 (dĭs′ər-tāt′) also dis·sert (dĭ-sûrt′)
intr.v. dis·ser·tat·ed, dis·ser·tat·ing, dis·ser·tates also dis·sert·ed or dis·sert·ing or dis·serts
1. To discourse formally.
2. To prepare a dissertation.

[Latin dissertāre, dissertāt-, frequentative of disserere, to discuss : dis-, dis- + serere, to connect; see ser- in Indo-European roots.]

dis′ser·ta′tor n.
References in classic literature ?
This learned dissertator, however valuable for his industry and erudition, is yet more to be esteemed for having dared so freely in the midst of France to declare his disapprobation of the Patriarch Oviedo's sanguinary zeal, who was continually importuning the Portuguese to beat up their drums for missionaries, who might preach the gospel with swords in their hands, and propagate by desolation and slaughter the true worship of the God of Peace.

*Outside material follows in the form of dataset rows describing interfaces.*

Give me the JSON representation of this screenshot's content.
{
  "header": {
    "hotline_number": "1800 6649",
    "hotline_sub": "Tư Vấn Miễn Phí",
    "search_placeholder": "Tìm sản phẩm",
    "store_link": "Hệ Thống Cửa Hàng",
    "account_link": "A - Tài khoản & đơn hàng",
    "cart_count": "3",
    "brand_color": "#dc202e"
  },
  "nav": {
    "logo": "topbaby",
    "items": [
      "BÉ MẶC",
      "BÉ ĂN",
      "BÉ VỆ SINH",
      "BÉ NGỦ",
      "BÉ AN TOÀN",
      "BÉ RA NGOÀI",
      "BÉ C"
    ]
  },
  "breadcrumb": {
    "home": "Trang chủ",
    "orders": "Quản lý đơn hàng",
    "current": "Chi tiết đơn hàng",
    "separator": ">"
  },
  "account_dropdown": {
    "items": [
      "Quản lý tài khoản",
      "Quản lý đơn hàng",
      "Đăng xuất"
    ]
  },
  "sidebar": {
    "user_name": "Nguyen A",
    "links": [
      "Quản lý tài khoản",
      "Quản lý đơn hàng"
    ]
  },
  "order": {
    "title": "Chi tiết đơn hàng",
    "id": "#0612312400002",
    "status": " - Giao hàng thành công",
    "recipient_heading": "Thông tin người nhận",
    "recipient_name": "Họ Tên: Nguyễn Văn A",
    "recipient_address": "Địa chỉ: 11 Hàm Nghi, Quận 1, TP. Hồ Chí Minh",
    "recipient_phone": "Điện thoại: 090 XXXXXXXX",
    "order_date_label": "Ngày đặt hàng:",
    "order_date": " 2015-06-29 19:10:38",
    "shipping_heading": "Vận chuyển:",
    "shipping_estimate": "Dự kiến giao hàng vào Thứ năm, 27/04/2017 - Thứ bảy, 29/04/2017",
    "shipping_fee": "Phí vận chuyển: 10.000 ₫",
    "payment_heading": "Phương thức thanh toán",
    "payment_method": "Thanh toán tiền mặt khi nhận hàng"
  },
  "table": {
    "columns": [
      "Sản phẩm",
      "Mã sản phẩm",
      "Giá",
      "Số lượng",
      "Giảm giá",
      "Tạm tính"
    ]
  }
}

Thus, for example, were a graduate student and dissertator in africology to be interested in the relation between metatropic (requiring dead organic matter for food) factors, iron smelting, and the eventual ruin of ancient Meroe in Sudan, not just for antiquarian reasons but to discern significance that is informative to contemporary humanity regarding their subspecies life, it is the resource force which would engender means whereby that work could be done empirically.
A recent University of Virginia dissertator found this to be true in his preparation of an edition of the first publication of Uncle Tom's Cabin, in the newspaper The National Era.
Kimberly Rostan is a dissertator and teacher at the University of Wisconsin-Madison.